Close to 15 percent of Canadian Forces personnel deployed to Afghanistan developed a mental disorder as a result of the mission, a new study reports.
The study was conducted by researchers from the Canadian Forces Health Services Group and published in the Canadian Medical Association Journal.
“An important minority of Canadian Forces personnel deployed in support of the Afghanistan mission had a diagnosis of a mental disorder perceived to be related to the deployment,” the study says.
The mental health issues were found among 13.5 percent of personnel included in the study. The most common diagnosis was found to be post-traumatic stress, followed by depression.
The study also found a strong association between mental disorders and deployment location, age, rank, area of service, and number of deployments.
The highest incidence of mental health diagnosis occurred among those deployed to the high-risk Kandahar region, with the rate being almost six times the risk of those deployed to the UAE and two times the risk of those deployed to Kabul or multiple locations.
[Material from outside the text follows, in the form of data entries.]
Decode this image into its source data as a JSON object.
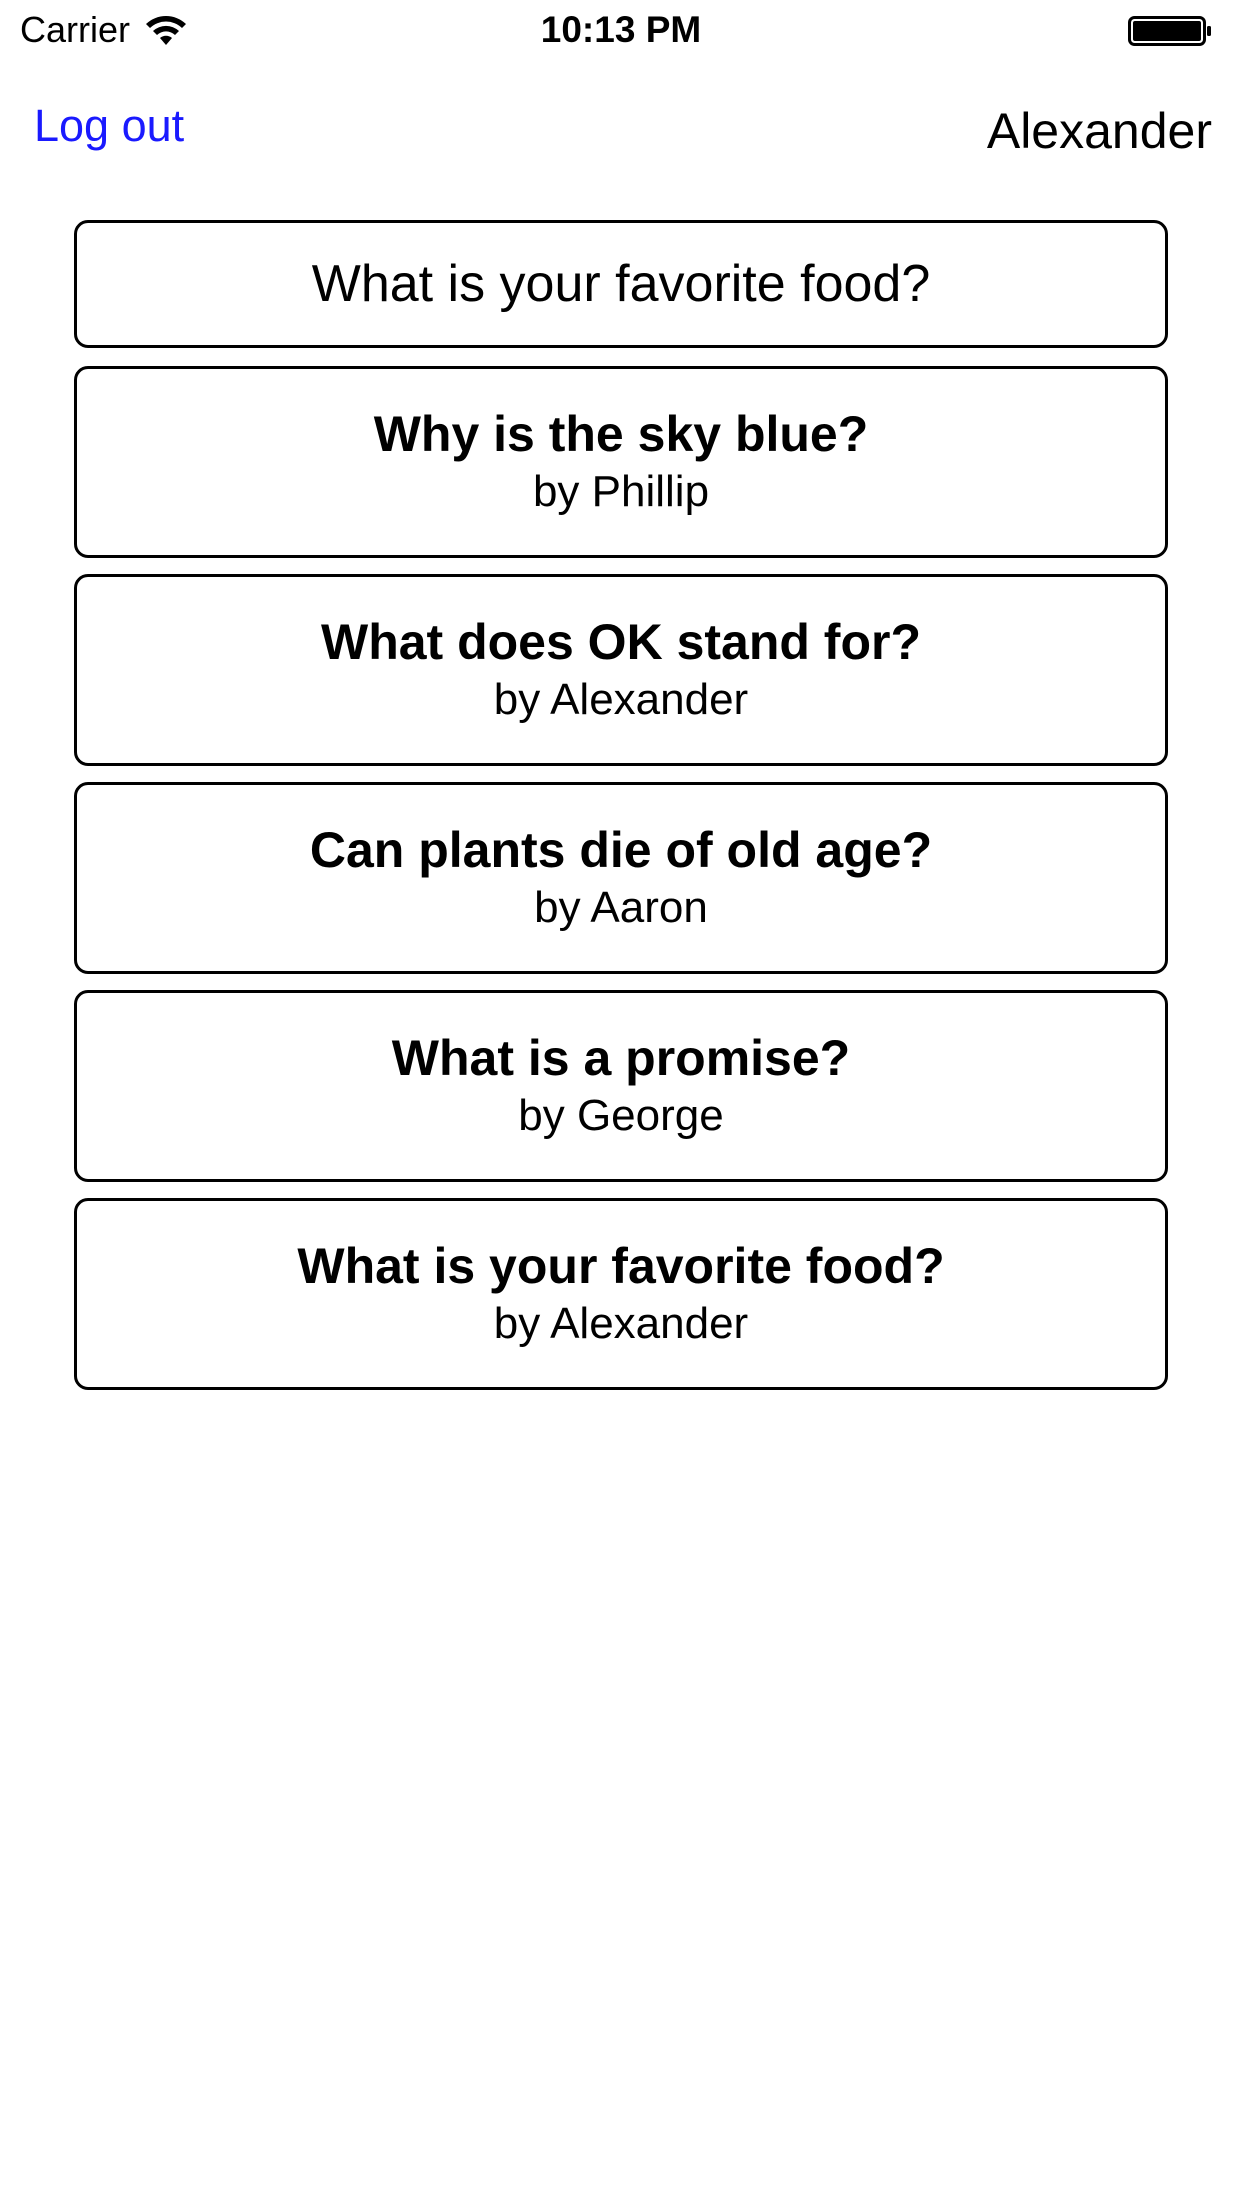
{
  "status_bar": {
    "carrier": "Carrier",
    "time": "10:13 PM",
    "wifi_icon": "wifi-icon",
    "battery_icon": "battery-icon"
  },
  "nav": {
    "logout_label": "Log out",
    "username": "Alexander"
  },
  "new_question": {
    "value": "What is your favorite food?"
  },
  "questions": [
    {
      "title": "Why is the sky blue?",
      "author": "by Phillip"
    },
    {
      "title": "What does OK stand for?",
      "author": "by Alexander"
    },
    {
      "title": "Can plants die of old age?",
      "author": "by Aaron"
    },
    {
      "title": "What is a promise?",
      "author": "by George"
    },
    {
      "title": "What is your favorite food?",
      "author": "by Alexander"
    }
  ],
  "colors": {
    "link": "#1a1aff",
    "border": "#000000",
    "background": "#ffffff"
  }
}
Those serving in land forces as opposed to those in the air force, as well as those serving in more junior positions also had a higher rate of mental health diagnosis.
Researchers found that the results of the study are for the most part consistent with results from studies done in other countries in similar circumstances. For example, other countries also found that personnel exposed to heavy combat have a higher rate of post-traumatic stress disorder than those in lower-threat locations.
Unlike many other studies done in other countries, however, the researchers didn’t find a strong association between mental disorders and gender, whether personnel are part of the reserve forces or not, and multiple deployments and deployment length.
According to the study, determining long-term outcomes is an important next step.
The researchers note that their study was limited by the fact that it only includes those diagnosed by the Canadian Forces mental health services over a period of time, and excluded those who had mental disorders that were resolved without care, those who were seen only in primary care or outside of the Canadian Forces, those who have not yet developed mental disorder issues, or those who have not yet sought help.